Can a Geometric Mean be Nice?

Part Two

Now that we have seen how to find the geometric mean and use it in proportions. Let's see how this relates to the pythagorean theorem. We can actually use the geometric mean proportions to "discover" the Pythagorean theorem.

Remember that h is the altitude of the largest triangle. Also remember that the proportions exist;

 c = a a x
which gives us a^2 = c * x

 c = b b y
which gives us b^2 = c * y

 Remember: The Pythagorean Theorem is a^2 + b^2 = c^2 in this triangle. and a^2 = c * x b^2 = c * y

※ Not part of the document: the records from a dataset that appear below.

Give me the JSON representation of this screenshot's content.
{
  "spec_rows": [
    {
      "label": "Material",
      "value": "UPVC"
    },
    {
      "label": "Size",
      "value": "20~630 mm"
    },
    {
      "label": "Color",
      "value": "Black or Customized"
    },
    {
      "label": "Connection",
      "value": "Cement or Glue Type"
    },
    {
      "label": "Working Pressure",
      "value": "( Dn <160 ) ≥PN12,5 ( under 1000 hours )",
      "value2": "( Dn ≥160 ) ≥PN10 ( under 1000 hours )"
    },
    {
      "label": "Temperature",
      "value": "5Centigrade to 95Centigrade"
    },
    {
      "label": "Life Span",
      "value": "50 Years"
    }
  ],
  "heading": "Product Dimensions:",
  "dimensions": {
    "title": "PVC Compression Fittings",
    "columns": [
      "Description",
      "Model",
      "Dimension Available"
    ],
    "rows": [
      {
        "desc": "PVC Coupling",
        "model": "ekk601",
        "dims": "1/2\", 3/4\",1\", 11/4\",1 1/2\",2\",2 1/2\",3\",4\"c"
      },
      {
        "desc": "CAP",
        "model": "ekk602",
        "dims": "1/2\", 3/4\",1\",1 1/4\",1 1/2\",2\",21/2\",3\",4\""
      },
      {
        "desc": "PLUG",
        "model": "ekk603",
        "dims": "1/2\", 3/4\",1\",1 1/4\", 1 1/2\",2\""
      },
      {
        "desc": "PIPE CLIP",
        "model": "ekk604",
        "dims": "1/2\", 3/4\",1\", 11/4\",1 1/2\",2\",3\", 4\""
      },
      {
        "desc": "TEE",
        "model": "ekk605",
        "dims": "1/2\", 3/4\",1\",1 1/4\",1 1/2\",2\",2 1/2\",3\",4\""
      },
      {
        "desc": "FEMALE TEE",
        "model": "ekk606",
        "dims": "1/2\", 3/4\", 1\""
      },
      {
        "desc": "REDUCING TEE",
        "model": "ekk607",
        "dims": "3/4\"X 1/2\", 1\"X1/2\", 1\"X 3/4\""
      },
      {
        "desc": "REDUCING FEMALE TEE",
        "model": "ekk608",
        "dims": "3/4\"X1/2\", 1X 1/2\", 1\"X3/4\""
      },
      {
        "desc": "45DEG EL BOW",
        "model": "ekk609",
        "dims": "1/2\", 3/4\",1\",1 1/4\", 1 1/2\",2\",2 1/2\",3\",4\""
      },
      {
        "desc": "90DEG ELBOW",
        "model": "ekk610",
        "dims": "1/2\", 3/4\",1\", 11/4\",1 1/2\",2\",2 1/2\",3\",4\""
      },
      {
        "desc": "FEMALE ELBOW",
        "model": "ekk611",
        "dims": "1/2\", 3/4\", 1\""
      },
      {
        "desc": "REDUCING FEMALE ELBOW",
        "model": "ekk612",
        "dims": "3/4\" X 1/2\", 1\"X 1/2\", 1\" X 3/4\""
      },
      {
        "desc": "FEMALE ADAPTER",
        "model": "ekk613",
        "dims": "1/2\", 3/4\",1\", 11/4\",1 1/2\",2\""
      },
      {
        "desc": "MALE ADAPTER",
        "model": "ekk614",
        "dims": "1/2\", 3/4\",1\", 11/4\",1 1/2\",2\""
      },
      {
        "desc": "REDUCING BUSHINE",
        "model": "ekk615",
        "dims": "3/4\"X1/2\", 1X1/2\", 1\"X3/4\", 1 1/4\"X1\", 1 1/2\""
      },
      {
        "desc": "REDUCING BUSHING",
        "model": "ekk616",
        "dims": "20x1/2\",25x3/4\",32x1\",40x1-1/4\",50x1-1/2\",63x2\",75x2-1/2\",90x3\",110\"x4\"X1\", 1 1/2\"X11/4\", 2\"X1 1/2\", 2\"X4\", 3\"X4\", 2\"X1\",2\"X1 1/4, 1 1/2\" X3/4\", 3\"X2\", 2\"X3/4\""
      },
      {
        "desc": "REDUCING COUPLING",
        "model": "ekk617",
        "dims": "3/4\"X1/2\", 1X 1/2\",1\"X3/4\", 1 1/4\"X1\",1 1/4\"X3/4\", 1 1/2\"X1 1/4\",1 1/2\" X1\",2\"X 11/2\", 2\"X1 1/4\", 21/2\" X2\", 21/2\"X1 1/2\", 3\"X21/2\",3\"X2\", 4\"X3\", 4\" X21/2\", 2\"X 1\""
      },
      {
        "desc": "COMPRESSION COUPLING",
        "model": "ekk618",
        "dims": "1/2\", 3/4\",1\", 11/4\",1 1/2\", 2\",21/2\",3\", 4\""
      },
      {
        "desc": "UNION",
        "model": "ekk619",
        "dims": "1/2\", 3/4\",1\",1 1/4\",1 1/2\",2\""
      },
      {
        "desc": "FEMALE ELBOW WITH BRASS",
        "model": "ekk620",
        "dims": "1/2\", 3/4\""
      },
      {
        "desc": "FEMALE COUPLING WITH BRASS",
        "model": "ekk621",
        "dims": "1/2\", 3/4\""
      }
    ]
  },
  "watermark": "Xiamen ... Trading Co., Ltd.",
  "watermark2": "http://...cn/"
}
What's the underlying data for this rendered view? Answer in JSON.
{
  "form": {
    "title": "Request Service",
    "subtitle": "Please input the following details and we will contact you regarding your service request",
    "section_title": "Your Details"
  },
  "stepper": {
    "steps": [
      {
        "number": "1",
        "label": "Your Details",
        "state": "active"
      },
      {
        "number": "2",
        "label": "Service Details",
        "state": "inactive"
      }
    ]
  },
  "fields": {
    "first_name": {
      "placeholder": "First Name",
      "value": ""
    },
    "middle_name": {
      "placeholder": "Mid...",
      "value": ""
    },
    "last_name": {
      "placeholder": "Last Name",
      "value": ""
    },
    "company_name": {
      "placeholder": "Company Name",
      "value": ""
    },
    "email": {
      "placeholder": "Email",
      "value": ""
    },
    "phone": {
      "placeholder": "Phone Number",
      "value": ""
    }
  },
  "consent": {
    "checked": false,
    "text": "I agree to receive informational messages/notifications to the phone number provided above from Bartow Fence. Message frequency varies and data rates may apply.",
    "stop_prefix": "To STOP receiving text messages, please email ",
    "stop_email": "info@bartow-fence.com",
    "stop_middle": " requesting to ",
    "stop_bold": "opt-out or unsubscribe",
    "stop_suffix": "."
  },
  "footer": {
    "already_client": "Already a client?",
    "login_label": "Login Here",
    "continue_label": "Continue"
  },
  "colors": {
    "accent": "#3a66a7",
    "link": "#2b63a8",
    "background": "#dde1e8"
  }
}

Using some general algebraic manipulations we find that;

• a^2 + b^2 = c*x + c * y
• a^2 + b^2 = c(x+y)
• a^2 + b^2 = c(c)
• a^2 + b^2 = c^2

Hence, we arrive at the Pythagorean Theorem.

This method of demonstrating the Theorem of Pythagoras is attributed to Bhaskara a Hindu Mathematician around 1150AD.

Having Fun? Good! Go to the.......

Interactive Java Sketch

or Back to the First Page or experiment with the Pythagorean Theorem below.

Calculating the Hypotenuse of a Right Triangle
When Given Two Leg Lengths

 Legs Lengths A = B =
or
 Hypotenuse (C)= A^2+B^2 Area = (1/2)*A*B